Security in NoMAD

As an application dealing with passwords and certificates, NoMAD takes security very seriously. While you’re more than welcome to peruse the code, here’s some notes to give you a better understanding of what NoMAD does with your secrets.

General Thoughts
NoMAD itself doesn’t do any of the heavy lifting as far as signing in to AD and getting you SSO access. The interaction with Active Directory is all done via Kerberos and LDAP, Heimdal Kerberos and OpenLDAP to be specific. NoMAD uses the versions of those tools that ship with macOS.

Source Available
Since NoMAD is an open source project, all of the source code used for it is publicly available. You are more than welcome to inspect the source, run it through a security scanner, or otherwise ensure that we’re doing things in the proper way.
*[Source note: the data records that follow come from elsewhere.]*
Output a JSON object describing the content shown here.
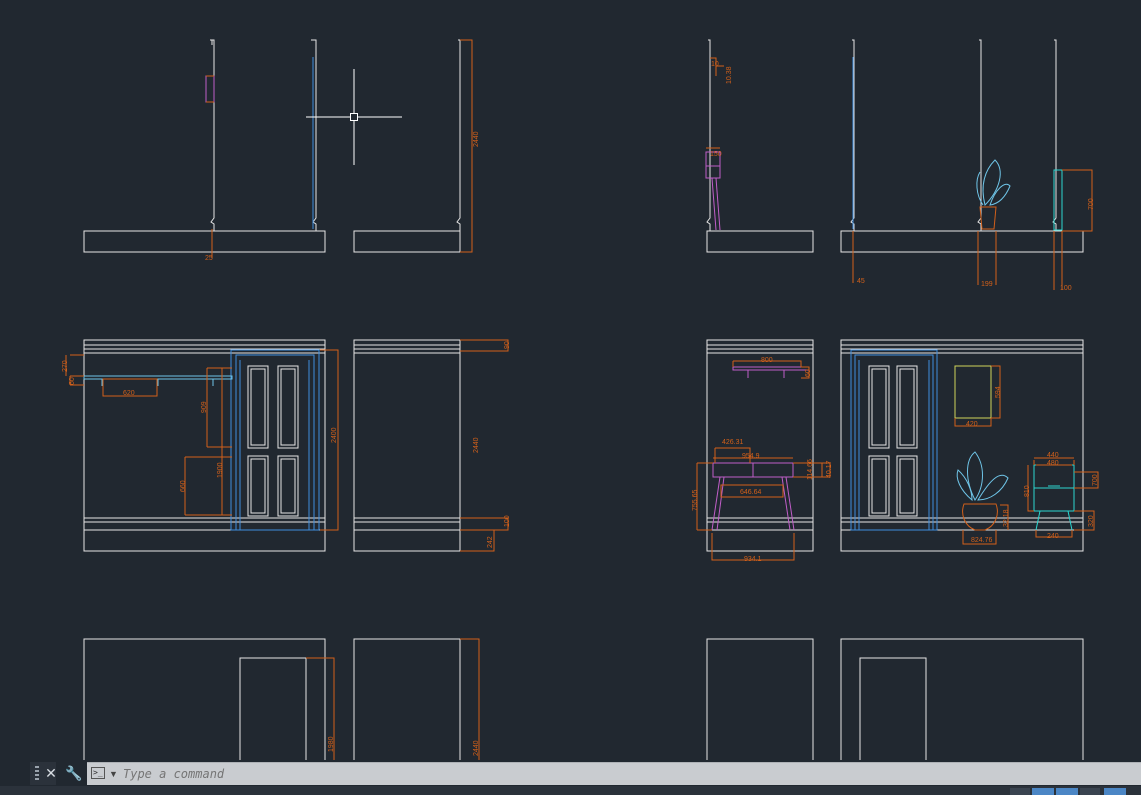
{
  "colors": {
    "background": "#212830",
    "wall_lines": "#e6e6e6",
    "dimensions": "#d2601a",
    "door": "#3e8ede",
    "furniture": "#c05ec8",
    "plant": "#6fc5e8",
    "cabinet": "#2dd6d0",
    "picture": "#cfd55a"
  },
  "dimensions": {
    "top_left": {
      "height": "2440",
      "base": "25"
    },
    "top_right": {
      "h150": "150",
      "h45": "45",
      "h199": "199",
      "h100": "100",
      "h700": "700",
      "s10": "10",
      "s1038": "10.38"
    },
    "mid_left": {
      "d270": "270",
      "d60": "60",
      "d620": "620",
      "d909": "909",
      "d1900": "1900",
      "d660": "660",
      "d2400": "2400",
      "d2440": "2440",
      "d90": "90",
      "d100": "100",
      "d242": "242"
    },
    "mid_right": {
      "d800": "800",
      "d60": "60",
      "d4263": "426.31",
      "d9549": "954.9",
      "d11466": "114.66",
      "d4017": "40.17",
      "d7556": "755.65",
      "d64664": "646.64",
      "d9341": "934.1",
      "d594": "594",
      "d420": "420",
      "d440": "440",
      "d480": "480",
      "d810": "810",
      "d700": "700",
      "d320": "320",
      "d240": "240",
      "d3218": "32.18",
      "d82476": "824.76"
    },
    "bottom_left": {
      "d1980": "1980",
      "d2440": "2440"
    }
  },
  "command_line": {
    "placeholder": "Type a command"
  },
  "icons": [
    "grip-handle-icon",
    "close-icon",
    "customize-wrench-icon",
    "command-prompt-icon",
    "dropdown-arrow-icon",
    "crosshair-cursor"
  ]
}
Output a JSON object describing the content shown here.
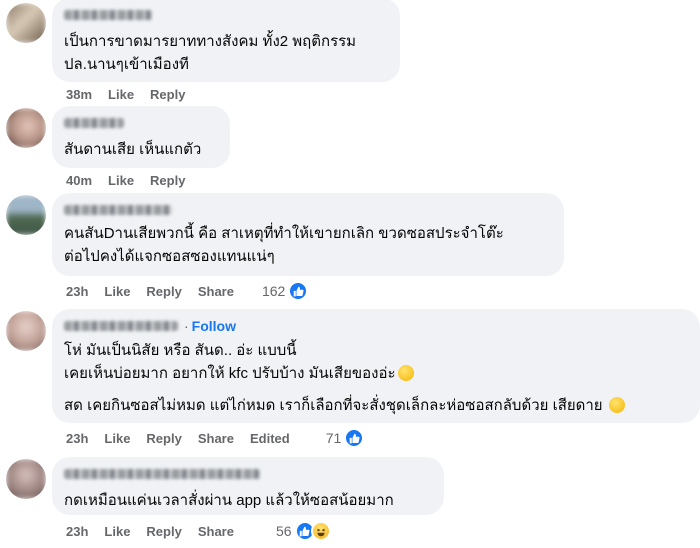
{
  "comments": [
    {
      "lines": [
        "เป็นการขาดมารยาททางสังคม ทั้ง2 พฤติกรรม",
        "ปล.นานๆเข้าเมืองที"
      ],
      "time": "38m",
      "like": "Like",
      "reply": "Reply"
    },
    {
      "lines": [
        "สันดานเสีย เห็นแกตัว"
      ],
      "time": "40m",
      "like": "Like",
      "reply": "Reply"
    },
    {
      "lines": [
        "คนสันDานเสียพวกนี้ คือ สาเหตุที่ทำให้เขายกเลิก ขวดซอสประจำโต๊ะ",
        "ต่อไปคงได้แจกซอสซองแทนแน่ๆ"
      ],
      "time": "23h",
      "like": "Like",
      "reply": "Reply",
      "share": "Share",
      "reactions": "162",
      "reaction_icons": [
        "like-icon"
      ]
    },
    {
      "follow": "Follow",
      "lines": [
        "โห่ มันเป็นนิสัย หรือ สันด.. อ่ะ แบบนี้",
        "เคยเห็นบ่อยมาก อยากให้ kfc ปรับบ้าง มันเสียของอ่ะ"
      ],
      "paragraph2": "สด เคยกินซอสไม่หมด แต่ไก่หมด เราก็เลือกที่จะสั่งชุดเล็กละห่อซอสกลับด้วย เสียดาย",
      "time": "23h",
      "like": "Like",
      "reply": "Reply",
      "share": "Share",
      "edited": "Edited",
      "reactions": "71",
      "reaction_icons": [
        "like-icon"
      ]
    },
    {
      "lines": [
        "กดเหมือนแค่นเวลาสั่งผ่าน app แล้วให้ซอสน้อยมาก"
      ],
      "time": "23h",
      "like": "Like",
      "reply": "Reply",
      "share": "Share",
      "reactions": "56",
      "reaction_icons": [
        "like-icon",
        "haha-icon"
      ]
    }
  ],
  "colors": {
    "bubble": "#f0f2f5",
    "accent": "#1877f2",
    "meta": "#65676b"
  }
}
If you have any concerns about particular lines of code, please let us know as we’d be very interested in making sure that NoMAD is as secure as we say it is.

While most of NoMAD is written in Swift, there is no easy way to directly interact with the Heimdal Kerberos APIs on macOS in Swift. Because of that an Objective-C bridging header is used to mix the two languages. Whenever you are asked for a password it’s done via a secure text field and never written out anywhere. The password is then used with the Heimdal APIs and Objective-C to do gss_aapl_initial_cred() and get a TGT for the user. When changing passwords the same process is followed using the Heimdal APIs to do gss_aapl_change_password().
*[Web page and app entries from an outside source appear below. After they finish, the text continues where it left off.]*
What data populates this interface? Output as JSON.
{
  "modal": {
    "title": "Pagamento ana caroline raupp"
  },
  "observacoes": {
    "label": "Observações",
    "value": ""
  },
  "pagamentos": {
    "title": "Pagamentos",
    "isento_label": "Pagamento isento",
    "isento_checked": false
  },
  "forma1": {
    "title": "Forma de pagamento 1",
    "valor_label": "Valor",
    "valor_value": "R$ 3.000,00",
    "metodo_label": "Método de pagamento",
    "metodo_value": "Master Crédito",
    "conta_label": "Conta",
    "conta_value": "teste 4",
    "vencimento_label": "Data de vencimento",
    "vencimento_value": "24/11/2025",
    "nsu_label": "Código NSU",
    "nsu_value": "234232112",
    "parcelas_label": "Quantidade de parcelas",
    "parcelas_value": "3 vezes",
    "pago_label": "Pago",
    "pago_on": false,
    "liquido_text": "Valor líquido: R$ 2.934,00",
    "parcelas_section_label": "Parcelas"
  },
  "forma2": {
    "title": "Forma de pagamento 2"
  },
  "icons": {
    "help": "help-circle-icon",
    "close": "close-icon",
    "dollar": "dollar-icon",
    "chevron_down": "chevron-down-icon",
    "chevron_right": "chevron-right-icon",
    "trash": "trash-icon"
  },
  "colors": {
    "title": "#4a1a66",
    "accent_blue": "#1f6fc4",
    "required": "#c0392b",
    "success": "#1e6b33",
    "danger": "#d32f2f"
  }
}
The password is never piped to kinit or other Kerberos tools.

When NoMAD is finished with your password the variable is blanked to remove any trace from memory as quickly as possible.

Keychain Usage
NoMAD, if the preference is set, will put the user’s password into the local Keychain. This is done through the use of SecKeychainAddGenericPassword() and other SecKeychain methods. The password is stored in the default keychain and will be removed if the user selects “Log Out” from the menu.

If a password is present in the Keychain, NoMAD will use that password on launch to get Kerberos tickets. If the password is unable to authenticate the user, NoMAD deletes the password from the keychain so that it won’t ever “accidentally” lock you out by attempting to sign in with an incorrect password.

Active Directory Security
NoMAD  does not require any security settings to be changed in Active Directory. NoMAD only uses SASL-authenticated binds when interacting with AD. In addition NoMAD will use the users’ Kerberos ticket to encrypt any LDAP traffic with AD by default. For additional security, starting with version 1.0.5, NoMAD can be configured to use SSL in addition for LDAP connections to AD.

User Space
NoMAD runs in user space, not as root. As such it has no more privileges than the currently logged in user does. There is no functionality difference if NoMAD is being used by a non-admin user as an admin user.

All of the application preferences can be set using configuration profiles either installed locally or from an MDM service. Setting the preferences in this way will prevent a user from being able to change them.

Similar to passwords, NoMAD does not send a private key across the wire. In fact the private key used for generating your CSR never leaves the Keychain. The process is done entirely within NoMAD using the SecKeychain and SecCertificate APIs.

By default the private keys are marked as non-exportable. However, you can use a preference to change this.

When sending the CSR to the Windows CA, Kerberos authentication is used and then the CSR is sent via SSL. Even though nothing in the CSR is sensitive, good data-in-motion hygiene is respected. The resulting signed public key is retrieved using Kerberos and SSL as well and then matched up with the private key in the Keychain.

The project in the repository has been set to Allow Arbitrary Loads for App Transport Security. You can change this in the Info tab of the project in Xcode.

This setting allows for self-signed, but specifically trusted, certificates to be used. The reason for this is that many Windows CAs use a self-signed certificate root that all machines in the organization trust. In that situation, NoMAD would not be able to get a x509 identity, even if the root certificate was explicitly trusted in the user’s Keychain.

You’re more than welcome to remove this flag before compiling, just keep in mind that if you’re not using a publicly trusted certificate you’ll most likely have issues when attempting to get a certificate for a user. However, if you have no intent of using the certificate functionality within NoMAD, then no other parts of NoMAD are impacted by changing SSL settings.

Network Connections
NoMAD does not listen for any incoming connections. All communications from NoMAD are outbound queries for DNS, LDAP, Kerberos and some web connections for certificates and other integrations that have been configured in the NoMAD preferences.

Currently NoMAD is unable to be sandboxed on OS X/macOS due to a few features.

  1. The function being used to sleep the screen is not allowed inside a sandbox.
  2. If you want to sync the AD password with the local password, NoMAD needs to be able to change the local Keychain password. It does this using a private API SecKeychainChangePassword(). If/when a public API becomes available that fulfills the same function, we’ll move to that.
  3. The aforementioned App Transport Security flag.

© 2017 Orchard & Grove Inc.